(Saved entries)

--- START ---

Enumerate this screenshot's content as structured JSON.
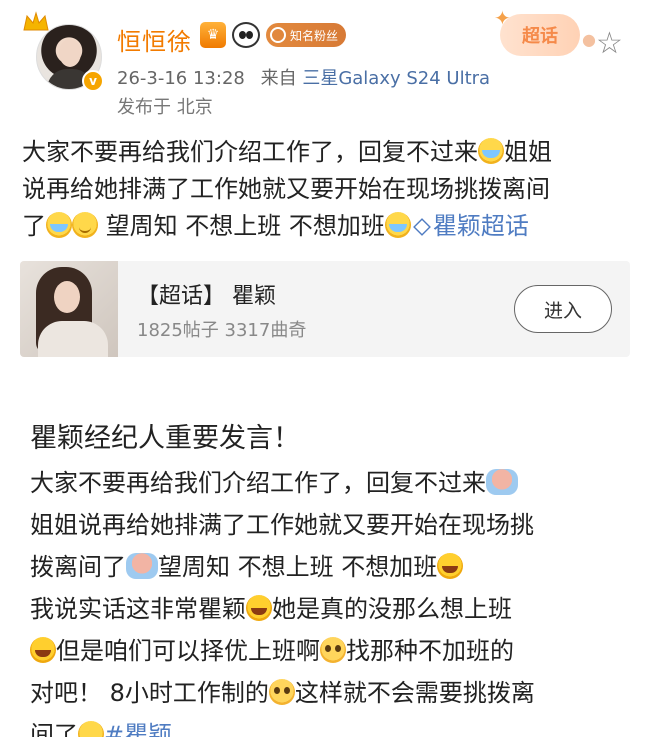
{
  "header": {
    "username": "恒恒徐",
    "fans_badge": "知名粉丝",
    "level_badge": "♛",
    "verified_mark": "v",
    "timestamp": "26-3-16 13:28",
    "source_prefix": "来自",
    "device": "三星Galaxy S24 Ultra",
    "location": "发布于 北京",
    "chaohua_tag": "超话",
    "icons": [
      "crown-icon",
      "verified-icon",
      "level-badge-icon",
      "panda-icon",
      "fans-badge-icon",
      "star-icon"
    ]
  },
  "post": {
    "line1": "大家不要再给我们介绍工作了，回复不过来",
    "line1b": "姐姐",
    "line2": "说再给她排满了工作她就又要开始在现场挑拨离间",
    "line3a": "了",
    "line3b": " 望周知 不想上班 不想加班",
    "topic": "瞿颖超话"
  },
  "card": {
    "title": "【超话】 瞿颖",
    "stats": "1825帖子 3317曲奇",
    "enter_label": "进入"
  },
  "repost": {
    "headline": "瞿颖经纪人重要发言！",
    "l1": "大家不要再给我们介绍工作了，回复不过来",
    "l2": "姐姐说再给她排满了工作她就又要开始在现场挑",
    "l3a": "拨离间了",
    "l3b": "望周知 不想上班 不想加班",
    "l4a": "我说实话这非常瞿颖",
    "l4b": "她是真的没那么想上班",
    "l5a": "但是咱们可以择优上班啊",
    "l5b": "找那种不加班的",
    "l6a": "对吧！ 8小时工作制的",
    "l6b": "这样就不会需要挑拨离",
    "l7a": "间了",
    "l7b": "#瞿颖"
  },
  "colors": {
    "username": "#f27b00",
    "link": "#4f7cc2",
    "device": "#4a6fa5",
    "card_bg": "#f4f4f4"
  }
}
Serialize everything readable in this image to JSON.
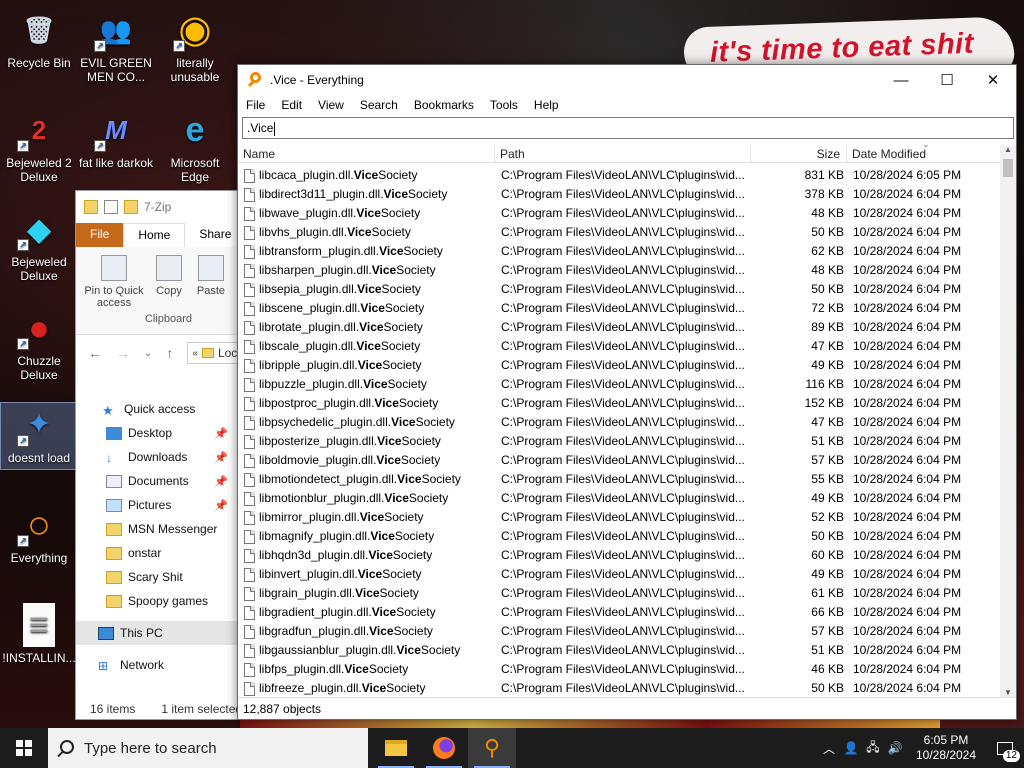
{
  "desktop": {
    "banner_text": "it's time to eat shit",
    "icons": [
      {
        "label": "Recycle Bin",
        "glyph": "🗑",
        "shortcut": false
      },
      {
        "label": "EVIL GREEN MEN CO...",
        "glyph": "👥",
        "shortcut": true
      },
      {
        "label": "literally unusable",
        "glyph": "◉",
        "shortcut": true
      },
      {
        "label": "Bejeweled 2 Deluxe",
        "glyph": "2",
        "shortcut": true
      },
      {
        "label": "fat like darkok",
        "glyph": "M",
        "shortcut": true
      },
      {
        "label": "Microsoft Edge",
        "glyph": "e",
        "shortcut": false
      },
      {
        "label": "Bejeweled Deluxe",
        "glyph": "◆",
        "shortcut": true
      },
      {
        "label": "Chuzzle Deluxe",
        "glyph": "●",
        "shortcut": true
      },
      {
        "label": "doesnt load",
        "glyph": "✦",
        "shortcut": true
      },
      {
        "label": "Everything",
        "glyph": "○",
        "shortcut": true
      },
      {
        "label": "!INSTALLIN...",
        "glyph": "≡",
        "shortcut": false
      }
    ]
  },
  "explorer": {
    "title": "7-Zip",
    "tabs": {
      "file": "File",
      "home": "Home",
      "share": "Share"
    },
    "ribbon": {
      "pin": "Pin to Quick access",
      "copy": "Copy",
      "paste": "Paste",
      "group": "Clipboard"
    },
    "address_text": "Loc",
    "tree": [
      {
        "label": "Quick access",
        "type": "star"
      },
      {
        "label": "Desktop",
        "type": "desktop",
        "pinned": true
      },
      {
        "label": "Downloads",
        "type": "download",
        "pinned": true
      },
      {
        "label": "Documents",
        "type": "doc",
        "pinned": true
      },
      {
        "label": "Pictures",
        "type": "pic",
        "pinned": true
      },
      {
        "label": "MSN Messenger",
        "type": "folder"
      },
      {
        "label": "onstar",
        "type": "folder"
      },
      {
        "label": "Scary Shit",
        "type": "folder"
      },
      {
        "label": "Spoopy games",
        "type": "folder"
      },
      {
        "label": "This PC",
        "type": "pc"
      },
      {
        "label": "Network",
        "type": "network"
      }
    ],
    "status": {
      "items": "16 items",
      "selected": "1 item selected"
    }
  },
  "everything": {
    "title": ".Vice - Everything",
    "menu": [
      "File",
      "Edit",
      "View",
      "Search",
      "Bookmarks",
      "Tools",
      "Help"
    ],
    "search_value": ".Vice",
    "columns": {
      "name": "Name",
      "path": "Path",
      "size": "Size",
      "date": "Date Modified"
    },
    "bold_part": "Vice",
    "rows": [
      {
        "prefix": "libcaca_plugin.dll.",
        "suffix": "Society",
        "path": "C:\\Program Files\\VideoLAN\\VLC\\plugins\\vid...",
        "size": "831 KB",
        "date": "10/28/2024 6:05 PM"
      },
      {
        "prefix": "libdirect3d11_plugin.dll.",
        "suffix": "Society",
        "path": "C:\\Program Files\\VideoLAN\\VLC\\plugins\\vid...",
        "size": "378 KB",
        "date": "10/28/2024 6:04 PM"
      },
      {
        "prefix": "libwave_plugin.dll.",
        "suffix": "Society",
        "path": "C:\\Program Files\\VideoLAN\\VLC\\plugins\\vid...",
        "size": "48 KB",
        "date": "10/28/2024 6:04 PM"
      },
      {
        "prefix": "libvhs_plugin.dll.",
        "suffix": "Society",
        "path": "C:\\Program Files\\VideoLAN\\VLC\\plugins\\vid...",
        "size": "50 KB",
        "date": "10/28/2024 6:04 PM"
      },
      {
        "prefix": "libtransform_plugin.dll.",
        "suffix": "Society",
        "path": "C:\\Program Files\\VideoLAN\\VLC\\plugins\\vid...",
        "size": "62 KB",
        "date": "10/28/2024 6:04 PM"
      },
      {
        "prefix": "libsharpen_plugin.dll.",
        "suffix": "Society",
        "path": "C:\\Program Files\\VideoLAN\\VLC\\plugins\\vid...",
        "size": "48 KB",
        "date": "10/28/2024 6:04 PM"
      },
      {
        "prefix": "libsepia_plugin.dll.",
        "suffix": "Society",
        "path": "C:\\Program Files\\VideoLAN\\VLC\\plugins\\vid...",
        "size": "50 KB",
        "date": "10/28/2024 6:04 PM"
      },
      {
        "prefix": "libscene_plugin.dll.",
        "suffix": "Society",
        "path": "C:\\Program Files\\VideoLAN\\VLC\\plugins\\vid...",
        "size": "72 KB",
        "date": "10/28/2024 6:04 PM"
      },
      {
        "prefix": "librotate_plugin.dll.",
        "suffix": "Society",
        "path": "C:\\Program Files\\VideoLAN\\VLC\\plugins\\vid...",
        "size": "89 KB",
        "date": "10/28/2024 6:04 PM"
      },
      {
        "prefix": "libscale_plugin.dll.",
        "suffix": "Society",
        "path": "C:\\Program Files\\VideoLAN\\VLC\\plugins\\vid...",
        "size": "47 KB",
        "date": "10/28/2024 6:04 PM"
      },
      {
        "prefix": "libripple_plugin.dll.",
        "suffix": "Society",
        "path": "C:\\Program Files\\VideoLAN\\VLC\\plugins\\vid...",
        "size": "49 KB",
        "date": "10/28/2024 6:04 PM"
      },
      {
        "prefix": "libpuzzle_plugin.dll.",
        "suffix": "Society",
        "path": "C:\\Program Files\\VideoLAN\\VLC\\plugins\\vid...",
        "size": "116 KB",
        "date": "10/28/2024 6:04 PM"
      },
      {
        "prefix": "libpostproc_plugin.dll.",
        "suffix": "Society",
        "path": "C:\\Program Files\\VideoLAN\\VLC\\plugins\\vid...",
        "size": "152 KB",
        "date": "10/28/2024 6:04 PM"
      },
      {
        "prefix": "libpsychedelic_plugin.dll.",
        "suffix": "Society",
        "path": "C:\\Program Files\\VideoLAN\\VLC\\plugins\\vid...",
        "size": "47 KB",
        "date": "10/28/2024 6:04 PM"
      },
      {
        "prefix": "libposterize_plugin.dll.",
        "suffix": "Society",
        "path": "C:\\Program Files\\VideoLAN\\VLC\\plugins\\vid...",
        "size": "51 KB",
        "date": "10/28/2024 6:04 PM"
      },
      {
        "prefix": "liboldmovie_plugin.dll.",
        "suffix": "Society",
        "path": "C:\\Program Files\\VideoLAN\\VLC\\plugins\\vid...",
        "size": "57 KB",
        "date": "10/28/2024 6:04 PM"
      },
      {
        "prefix": "libmotiondetect_plugin.dll.",
        "suffix": "Society",
        "path": "C:\\Program Files\\VideoLAN\\VLC\\plugins\\vid...",
        "size": "55 KB",
        "date": "10/28/2024 6:04 PM"
      },
      {
        "prefix": "libmotionblur_plugin.dll.",
        "suffix": "Society",
        "path": "C:\\Program Files\\VideoLAN\\VLC\\plugins\\vid...",
        "size": "49 KB",
        "date": "10/28/2024 6:04 PM"
      },
      {
        "prefix": "libmirror_plugin.dll.",
        "suffix": "Society",
        "path": "C:\\Program Files\\VideoLAN\\VLC\\plugins\\vid...",
        "size": "52 KB",
        "date": "10/28/2024 6:04 PM"
      },
      {
        "prefix": "libmagnify_plugin.dll.",
        "suffix": "Society",
        "path": "C:\\Program Files\\VideoLAN\\VLC\\plugins\\vid...",
        "size": "50 KB",
        "date": "10/28/2024 6:04 PM"
      },
      {
        "prefix": "libhqdn3d_plugin.dll.",
        "suffix": "Society",
        "path": "C:\\Program Files\\VideoLAN\\VLC\\plugins\\vid...",
        "size": "60 KB",
        "date": "10/28/2024 6:04 PM"
      },
      {
        "prefix": "libinvert_plugin.dll.",
        "suffix": "Society",
        "path": "C:\\Program Files\\VideoLAN\\VLC\\plugins\\vid...",
        "size": "49 KB",
        "date": "10/28/2024 6:04 PM"
      },
      {
        "prefix": "libgrain_plugin.dll.",
        "suffix": "Society",
        "path": "C:\\Program Files\\VideoLAN\\VLC\\plugins\\vid...",
        "size": "61 KB",
        "date": "10/28/2024 6:04 PM"
      },
      {
        "prefix": "libgradient_plugin.dll.",
        "suffix": "Society",
        "path": "C:\\Program Files\\VideoLAN\\VLC\\plugins\\vid...",
        "size": "66 KB",
        "date": "10/28/2024 6:04 PM"
      },
      {
        "prefix": "libgradfun_plugin.dll.",
        "suffix": "Society",
        "path": "C:\\Program Files\\VideoLAN\\VLC\\plugins\\vid...",
        "size": "57 KB",
        "date": "10/28/2024 6:04 PM"
      },
      {
        "prefix": "libgaussianblur_plugin.dll.",
        "suffix": "Society",
        "path": "C:\\Program Files\\VideoLAN\\VLC\\plugins\\vid...",
        "size": "51 KB",
        "date": "10/28/2024 6:04 PM"
      },
      {
        "prefix": "libfps_plugin.dll.",
        "suffix": "Society",
        "path": "C:\\Program Files\\VideoLAN\\VLC\\plugins\\vid...",
        "size": "46 KB",
        "date": "10/28/2024 6:04 PM"
      },
      {
        "prefix": "libfreeze_plugin.dll.",
        "suffix": "Society",
        "path": "C:\\Program Files\\VideoLAN\\VLC\\plugins\\vid...",
        "size": "50 KB",
        "date": "10/28/2024 6:04 PM"
      }
    ],
    "status": "12,887 objects"
  },
  "taskbar": {
    "search_placeholder": "Type here to search",
    "time": "6:05 PM",
    "date": "10/28/2024",
    "notification_count": "12"
  },
  "colors": {
    "accent_orange": "#f08a00",
    "banner_red": "#d2142b",
    "explorer_file_tab": "#c56a1a",
    "taskbar": "#1c1c1c"
  }
}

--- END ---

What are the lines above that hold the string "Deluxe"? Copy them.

        "label": "Bejeweled 2 Deluxe",
        "label": "Bejeweled Deluxe",
        "label": "Chuzzle Deluxe",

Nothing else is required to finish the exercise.